By 2051, Sydney’s population could reach as high as 7.95 million and Melbourne’s 8.56 million according to projections by the ABS. Brisbane could be as big as Sydney is now by then and Perth could be larger than Brisbane.
A key task of state governments is to prepare strategic plans showing how their major cities would accommodate growth on this sort of scale. The latest document is Plan Melbourne, released in its final form by the Victorian Government last month following three years of preparation and consultation.
Plan Melbourne’s key purpose is to show how a near doubling of population could be accommodated while maintaining the city’s liveability. It assumes a ‘moderate’ scenario where population almost doubles to 7.8 million residents by 2051.
Like most metropolitan strategic plans prepared over the last decade for Australian cities, it envisages the established suburbs will have to accommodate the lion’s share of new dwelling construction. Most new housing will consequently be town houses and apartments.
It promises that transport infrastructure will be improved to deal with the higher densities that redevelopment inevitably implies.
There’re differences in detail and emphasis, but overall Plan Melbourne is pretty similar to the strategic plans prepared under the former Labor Government, Melbourne 2030 and the subsequent update, Melbourne @ 5 million (“@” cringe!).
The wonderful thing about strategic plans from a politician’s point of view is they’re mostly about the long term. So bones can be thrown to practically every lobby group without the difficulty of actually having to fund them or deal with the political fallout that inevitably comes with implementation.
There’s way too much to say about Plan Melbourne in a single article, so this time I’m just looking at two related high-level issues.
The first point I want to make is that the population projections shouldn’t be taken literally. They aren’t forecasts; they’re merely extrapolations of current trends. As the preamble to the technical document describing the projections points out, they aren’t predictions of the future.
They are not targets, nor do they reflect the expected effects of current or future policies.
The projections are based on explicit assumptions about rates of births and deaths, interstate migration, and overseas migration. The latter is by far the largest component, but it can vary over time due to a range of difficult-to-foresee factors e.g. changes in government policy, changes in domestic (pull) and overseas (push) economic conditions, changes in the attractiveness of competing locations.
Population projections for Australian cities have a history of bouncing around. For example, back in 2003, Melbourne 2030 assumed a Statistical Division population of around 4.4 million in 2031. Eleven years later, Plan Melbourne assumes the population will be much higher in 2031; around 5.8 million.
The timing of growth is very important, but the best we can do is focus on how the city could deal with a much bigger population whenever it happens. Sydney and Melbourne might reach 8 million by 2051 or they might not; indeed, that size might be so far in the future that it has little relevance for current purposes.
The other point I want to make is that apart from the obligatory one line nod to the usual suspects like the ageing population and the Asian Century, Plan Melbourne is essentially silent on the sort of future it’s ostensibly planning for.
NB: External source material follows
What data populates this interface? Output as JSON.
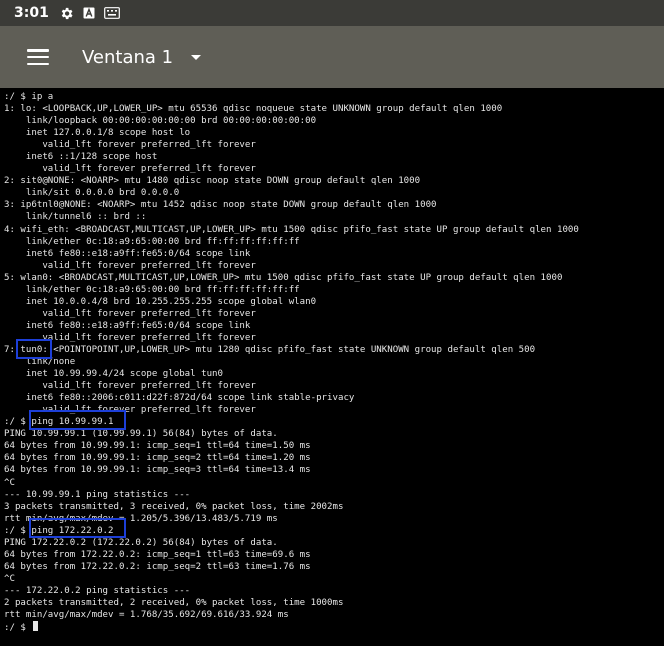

It has virtually nothing to say about the economic, technological and social changes that might occur over the next 40 years.
Yet just considering transport, improvements in computing technology and communications could potentially have a major impact on travel, from better traffic management through to autonomous cars.
David Levinson recently canvassed a range of changes he thinks are likely to shape the way we travel in the future (see also What are the big trends shaping transport?). Tyler Cowen summarises (just) some of Professor Levinson’s points:
Just as it was once standard for U.S. workers to work a six-day week, Levinson imagines that the workweek will continue to shrink…But it’s not just the workweek that will change. The pattern of how we work over the life course will also change. Levinson envisions a world in which almost half the population doesn’t enter the paid workforce until age 30…The changing workweek causes the value of office buildings to plummet…Shopping, once a big contributor to vehicle trips, is transformed as people (and their autonomous agents) order online and have goods delivered; decentralized manufacturing and 3-D printing on-demand, in turn, shrink supply chains.
As I’ve noted before (Can outer suburbs be more adaptable for future generations?), it’s hard enough to unpick history with the benefit of hindsight; but prediction is an order of magnitude more difficult. Yet if we don’t think about the future we’re planning for we’re implicitly assuming it’ll be just like the present and the recent past.
The difficulty of prediction highlights the need to devise plans that emphasise flexibility and are designed to accommodate or respond to unforeseen change.
City policy-makers should focus on removing impediments and frictions to adaptability, such as hefty stamp duty on property transactions. Institutions should be open and accountable. Prices should be transparent; they should reflect real costs rather than implicit subsidies. The cost of negative externalities should be internalised e.g. by road pricing. Equity matters and should be addressed explicitly and visibly.
Policy-makers who can’t even imagine the possibility of different futures aren’t well placed to devise flexible plans.